Don't miss

Replay


LATEST SHOWS

EYE ON AFRICA

Donors pledge millions at Uganda refugee summit

Read more

MEDIAWATCH

Depp plumbs depths of bad taste

Read more

THE WORLD THIS WEEK

France's new frontman, America's absent center, May's Brexit gambit, Saudi royal reshuffle, after Mosul & Raqqa fall

Read more

REVISITED

Senegal’s Casamance hopes for new era of peace

Read more

THE INTERVIEW

FARC disarmament a 'historic day' for Colombia, says president

Read more

FASHION

Cruise collections: All aboard for Dior and Chanel's latest fashions

Read more

ENCORE!

Colombia comes to France

Read more

#THE 51%

The last taboo: Helping women and girls. Period.

Read more

DOWN TO EARTH

Who benefits when the ice caps melt?

Read more

Pakistani envoy in Afghanistan released

Latest update : 2008-05-17

Three months after his kidnapping, Ambassador Tariq Azizuddin was released in Afghanistan by Taliban militants and is on his way back to safety.

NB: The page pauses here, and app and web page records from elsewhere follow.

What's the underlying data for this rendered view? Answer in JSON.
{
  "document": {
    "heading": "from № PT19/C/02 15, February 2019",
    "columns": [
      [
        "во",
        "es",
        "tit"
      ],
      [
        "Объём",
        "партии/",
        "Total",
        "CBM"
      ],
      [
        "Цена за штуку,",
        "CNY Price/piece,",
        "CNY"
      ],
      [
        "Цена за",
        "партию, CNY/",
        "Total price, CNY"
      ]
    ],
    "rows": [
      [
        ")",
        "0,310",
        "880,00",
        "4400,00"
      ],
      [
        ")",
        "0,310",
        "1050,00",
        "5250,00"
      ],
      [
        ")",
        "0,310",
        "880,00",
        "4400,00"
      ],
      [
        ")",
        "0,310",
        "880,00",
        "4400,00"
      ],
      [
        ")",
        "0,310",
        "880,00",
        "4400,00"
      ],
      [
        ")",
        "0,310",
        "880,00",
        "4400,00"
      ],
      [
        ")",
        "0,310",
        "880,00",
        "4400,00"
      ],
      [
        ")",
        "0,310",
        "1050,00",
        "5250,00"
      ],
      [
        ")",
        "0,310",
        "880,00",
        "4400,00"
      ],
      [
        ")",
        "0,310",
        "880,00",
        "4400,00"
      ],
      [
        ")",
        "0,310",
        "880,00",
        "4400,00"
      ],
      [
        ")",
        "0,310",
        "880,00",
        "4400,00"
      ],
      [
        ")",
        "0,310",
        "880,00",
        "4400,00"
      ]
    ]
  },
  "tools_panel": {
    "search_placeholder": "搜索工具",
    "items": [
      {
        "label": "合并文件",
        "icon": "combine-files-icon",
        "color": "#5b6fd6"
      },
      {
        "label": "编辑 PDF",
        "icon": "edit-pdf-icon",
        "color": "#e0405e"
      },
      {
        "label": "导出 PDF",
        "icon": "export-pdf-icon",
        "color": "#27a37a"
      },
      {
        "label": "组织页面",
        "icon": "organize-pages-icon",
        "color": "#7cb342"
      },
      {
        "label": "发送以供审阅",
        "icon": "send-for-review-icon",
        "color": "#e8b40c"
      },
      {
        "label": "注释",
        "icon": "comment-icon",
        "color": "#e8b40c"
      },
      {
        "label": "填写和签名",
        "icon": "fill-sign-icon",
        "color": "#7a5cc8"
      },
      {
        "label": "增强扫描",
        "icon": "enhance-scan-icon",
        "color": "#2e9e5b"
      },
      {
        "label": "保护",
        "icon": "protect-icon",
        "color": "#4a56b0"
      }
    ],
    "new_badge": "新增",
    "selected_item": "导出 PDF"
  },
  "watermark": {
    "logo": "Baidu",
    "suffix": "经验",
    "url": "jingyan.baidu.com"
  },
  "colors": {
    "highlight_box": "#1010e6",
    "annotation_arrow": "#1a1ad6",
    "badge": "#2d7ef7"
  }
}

ISLAMABAD, May 17 (Reuters) - Suspected Taliban militants
have released Pakistan's envoy to Afghanistan more than three
months after he was kidnapped in Pakistan's Khyber tribal
region, a senior government official told Reuters on Saturday.
 

Pakistani television channels said the envoy, Tariq
Azizuddin, had been freed in Afghanistan.
 

A relative said Azizuddin was expected to return home to
his family in Islamabad shortly.
 

"The authorities contacted us and said that Aziz has been
released and he would be back by the evening," a family member
told Reuters.
 

Last month, Azizuddin appeared in a video on an Arabic
television saying he was being held by the Taliban and urged
the Pakistani government to meet their demands.
 

In his video, Azizuddin did not say what demands the
Taliban were making, but Pakistani media reports had reported
they had called for the release of several jailed militants.
 

A spokesman for the Pakistani Taliban, however, later
denied that members the guerrilla movement were responsible for
abducting the envoy.
Pakistan's long tribal belt on the Afghan border is notorious
for being a haven for smugglers and bandits and has turned into
a major sanctuary for al Qaeda and the Taliban militants who
fled from Afghanistan after a U.S.-led invasion in the wake of
the Sept. 11 attacks in 2001.
 

Scores of people have been abducted in the dangerous border
region and the ambassador's disappearence highlighted mounting
lawlessness in the tribal areas.

Date created : 2008-05-17

COMMENT(S)